While the law requires employers and employment agencies to do a bias audit, it does not require any specific actions based on audit results. However, the DWCP reminds employers and employment agencies to determine whether any actions may be needed to ensure compliance with federal, state and city antidiscrimination laws.

Notice to employees and job candidates

The new law requires notice to employees and job candidates who are residents of New York City that an AEDT will be used and the job qualifications or characteristics that the AEDT will assess but it does not require specific language to be used. According to the FAQs, notice posted on an employer’s website for job applicants or provided in a written policy or procedure for candidates for promotion need not be position specific. Employers and employment agencies may begin using the AEDT ten business days after providing notice on their website, regardless of when a specific job was posted.

Complaints and enforcement

The FAQs confirm that AEDT-related complaints may be submitted by contacting 311 or via the DCWP’s website. Complaints must include: (i) details of the job posting or position, (ii) the name and type of AEDT, (iii) notice provided, if any, and (iv) an explanation of the suspected violation (for example, AEDT used without notice).

While DCWP enforces the law’s prohibition on AEDT use without a bias audit and required notices, AEDT-related discrimination claims should go to the NYC Commission on Human Rights, which enforces the NYC Human Rights Law. DCWP will refer any discrimination claims to the City Commission.

In closing

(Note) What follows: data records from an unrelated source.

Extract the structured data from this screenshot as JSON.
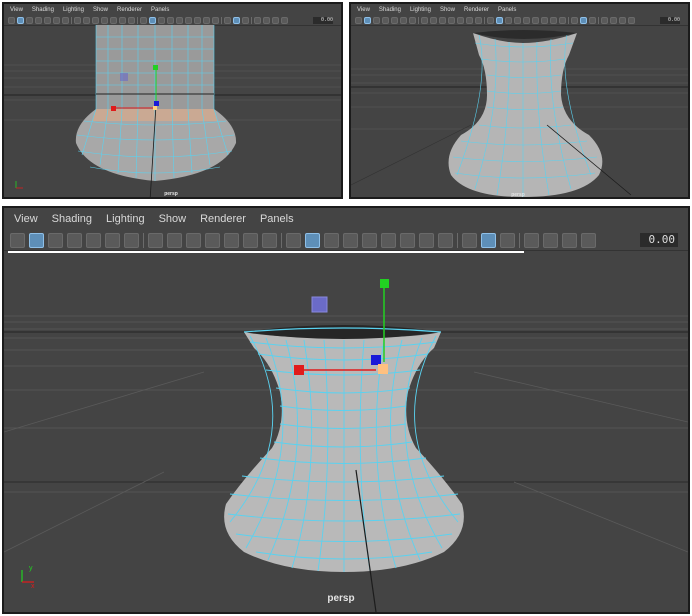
{
  "menu": [
    "View",
    "Shading",
    "Lighting",
    "Show",
    "Renderer",
    "Panels"
  ],
  "time_field": "0.00",
  "camera_label": "persp",
  "axis": {
    "y": "y",
    "x": "x"
  },
  "colors": {
    "viewport_bg": "#444444",
    "grid": "#5c5c5c",
    "wire": "#5ad2f0",
    "manip_x": "#e01b1b",
    "manip_y": "#22d022",
    "manip_z": "#1a1ad8",
    "pivot": "#ffc080",
    "scale_handle": "#6b6bc8"
  },
  "icons": [
    "camera-icon",
    "select-camera-icon",
    "lock-camera-icon",
    "bookmark-icon",
    "image-plane-icon",
    "2d-pan-icon",
    "grease-pencil-icon",
    "grid-icon",
    "film-gate-icon",
    "resolution-gate-icon",
    "gate-mask-icon",
    "field-chart-icon",
    "safe-action-icon",
    "safe-title-icon",
    "wireframe-icon",
    "smooth-shade-icon",
    "default-material-icon",
    "wireframe-on-shaded-icon",
    "textured-icon",
    "use-lights-icon",
    "shadows-icon",
    "ambient-occlusion-icon",
    "motion-blur-icon",
    "anti-aliasing-icon",
    "depth-of-field-icon",
    "isolate-select-icon",
    "xray-icon",
    "xray-joints-icon",
    "backface-icon",
    "exposure-icon"
  ]
}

Employers who are currently using — or plan to use — automated tools in the hiring or promotion process should review their current practices to determine what, if any, steps may be necessary to ensure compliance with the new NYC bias audit, posting and notice requirements.

Volume 46 | Issue 10